One prevalent theory is that the ICC is trying not to antagonise the army and the RSF, because it believes that one of these forces may still decide to hand over al-Bashir and other Sudanese suspects to the court in return for being spared. Recent intelligence suggests that the military medical corps are holding al-Bashir in Khartoum’s twin city, Omdurman – which has endured relentless attacks from the RSF – and they are believed to hope that capturing al-Bashir would whitewash their crimes and spare them from prosecution. Prosecutor Khan may be hoping that either the army or the RSF may eventually find it beneficial to deliver al-Bashir to the court, and therefore does not want to incriminate either.
Prosecutor Ocampo had employed a similar strategy in 2007 when he refrained from requesting an arrest warrant against al-Bashir in the hope that the president would “sacrifice” the two high-ranking officials for whom the prosecutor had already requested warrants. Only when that strategy failed did he also go for al-Bashir.
This “silence in exchange for potential cooperation” strategy is unlikely to work for Prosecutor Khan, either. Such a strategy not only prevents the court from taking timely action against those committing obvious international crimes, but creates the impression that it would not hesitate to placate complicit actors in order to execute its existing arrest warrants. This would surely entrench rather than counter the impunity of those who disregard national and international laws.

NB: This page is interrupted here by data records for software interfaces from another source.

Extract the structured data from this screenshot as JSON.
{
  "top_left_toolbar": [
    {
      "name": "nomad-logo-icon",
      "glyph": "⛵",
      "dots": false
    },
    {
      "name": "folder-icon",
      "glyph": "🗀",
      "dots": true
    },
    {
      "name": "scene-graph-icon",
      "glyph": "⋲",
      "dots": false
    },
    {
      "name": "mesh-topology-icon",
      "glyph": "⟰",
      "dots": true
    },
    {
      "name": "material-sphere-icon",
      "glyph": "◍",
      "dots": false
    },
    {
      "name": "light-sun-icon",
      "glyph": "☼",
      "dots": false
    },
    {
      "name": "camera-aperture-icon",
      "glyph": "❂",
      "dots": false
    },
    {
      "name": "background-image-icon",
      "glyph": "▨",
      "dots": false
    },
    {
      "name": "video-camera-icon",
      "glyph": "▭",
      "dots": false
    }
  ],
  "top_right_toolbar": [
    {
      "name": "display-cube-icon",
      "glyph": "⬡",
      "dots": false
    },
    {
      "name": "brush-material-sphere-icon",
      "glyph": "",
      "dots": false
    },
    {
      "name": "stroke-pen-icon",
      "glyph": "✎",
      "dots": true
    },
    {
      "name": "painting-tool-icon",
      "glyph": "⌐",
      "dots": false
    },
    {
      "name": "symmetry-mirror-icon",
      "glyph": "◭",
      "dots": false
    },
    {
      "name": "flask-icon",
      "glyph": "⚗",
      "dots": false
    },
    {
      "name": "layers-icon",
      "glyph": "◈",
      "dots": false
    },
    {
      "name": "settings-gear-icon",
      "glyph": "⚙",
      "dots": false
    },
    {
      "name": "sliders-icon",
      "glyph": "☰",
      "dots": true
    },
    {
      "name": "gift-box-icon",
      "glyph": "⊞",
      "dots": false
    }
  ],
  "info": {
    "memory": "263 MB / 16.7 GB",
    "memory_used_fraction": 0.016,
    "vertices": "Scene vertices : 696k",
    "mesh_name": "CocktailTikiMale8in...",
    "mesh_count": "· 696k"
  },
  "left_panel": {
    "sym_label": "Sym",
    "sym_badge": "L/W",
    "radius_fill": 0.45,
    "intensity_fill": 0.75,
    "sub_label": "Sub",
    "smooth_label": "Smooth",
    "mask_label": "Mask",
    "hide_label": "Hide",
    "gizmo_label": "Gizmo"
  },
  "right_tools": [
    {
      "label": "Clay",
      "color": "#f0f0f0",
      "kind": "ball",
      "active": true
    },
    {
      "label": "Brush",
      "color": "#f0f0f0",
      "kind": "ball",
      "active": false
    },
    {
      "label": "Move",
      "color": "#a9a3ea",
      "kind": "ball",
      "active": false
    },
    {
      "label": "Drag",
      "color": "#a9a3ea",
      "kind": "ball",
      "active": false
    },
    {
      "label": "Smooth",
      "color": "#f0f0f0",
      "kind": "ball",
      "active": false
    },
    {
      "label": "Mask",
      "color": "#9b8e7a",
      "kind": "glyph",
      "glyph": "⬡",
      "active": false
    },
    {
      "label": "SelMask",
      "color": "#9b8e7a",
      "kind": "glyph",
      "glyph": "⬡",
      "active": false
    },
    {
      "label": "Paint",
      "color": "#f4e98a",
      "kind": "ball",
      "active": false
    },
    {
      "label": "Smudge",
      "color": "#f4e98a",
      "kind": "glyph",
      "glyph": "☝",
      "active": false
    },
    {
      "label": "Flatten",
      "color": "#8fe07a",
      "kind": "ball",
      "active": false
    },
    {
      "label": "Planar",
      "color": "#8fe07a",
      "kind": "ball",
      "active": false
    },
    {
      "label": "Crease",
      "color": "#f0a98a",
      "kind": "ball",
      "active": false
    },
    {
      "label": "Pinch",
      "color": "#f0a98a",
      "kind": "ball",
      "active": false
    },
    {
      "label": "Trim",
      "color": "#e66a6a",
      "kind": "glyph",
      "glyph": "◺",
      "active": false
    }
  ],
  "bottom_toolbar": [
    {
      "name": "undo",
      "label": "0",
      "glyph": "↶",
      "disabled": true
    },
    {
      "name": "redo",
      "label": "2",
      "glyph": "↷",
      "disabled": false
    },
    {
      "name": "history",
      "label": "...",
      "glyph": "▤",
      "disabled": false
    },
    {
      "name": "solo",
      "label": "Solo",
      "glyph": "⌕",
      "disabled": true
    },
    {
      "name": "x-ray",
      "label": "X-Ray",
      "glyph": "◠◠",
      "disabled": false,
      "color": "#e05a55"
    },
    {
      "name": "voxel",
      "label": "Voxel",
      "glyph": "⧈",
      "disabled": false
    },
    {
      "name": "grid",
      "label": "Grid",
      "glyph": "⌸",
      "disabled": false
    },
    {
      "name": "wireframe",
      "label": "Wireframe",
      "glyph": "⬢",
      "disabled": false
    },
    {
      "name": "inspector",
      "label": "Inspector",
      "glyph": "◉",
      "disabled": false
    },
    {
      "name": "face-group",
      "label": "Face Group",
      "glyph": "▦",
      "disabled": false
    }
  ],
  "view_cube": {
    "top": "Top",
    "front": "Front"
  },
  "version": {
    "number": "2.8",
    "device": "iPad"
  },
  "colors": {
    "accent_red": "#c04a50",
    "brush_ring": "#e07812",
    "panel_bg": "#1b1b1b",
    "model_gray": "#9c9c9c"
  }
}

Another potential explanation for the ICC’s current silence on Sudan is that the court has redirected its resources away from Sudan to other places, particularly Ukraine. If true, this simply accentuates the double standards that the Sudanese are experiencing in European refugee policies – special arrangements for Ukrainians affected by war; none for Sudanese affected by war – and makes a fiction of the impartiality of “global justice”.
Sudanese have long concluded that, contrary to some of Prosecutor Ocampo’s slogans in the court’s early days, the ICC on its own cannot bring peace to Sudan. Sudan’s conflicts require complex multidimensional solutions in which justice is just one component. And Sudanese also know that this court would not even be able to try individuals responsible for their suffering unless they are physically delivered to the ICC by those in power.
Nevertheless, the ICC can still deliver justice to the Sudanese, by upholding values and demonstrating that it is actively investigating ongoing international crimes there, even when they are committed by persons whose cooperation the court needs to gain custody of other suspects.
The ICC must investigate not only the ongoing crimes in Darfur, but also those beyond Darfur and Sudan: for example, under some of its modes of liability, it may identify regional and international actors who have provided the conflicting parties with resources and arms with which international crimes have been committed. Explicitly signalling that all such actors are on the court’s radar would not cost much, but it would contribute towards de-escalation and stopping violations in Sudan. These are legitimate expectations for when the prosecutor briefs the Security Council on Darfur today.
The views expressed in this article are the author’s own and do not necessarily reflect Al Jazeera’s editorial stance.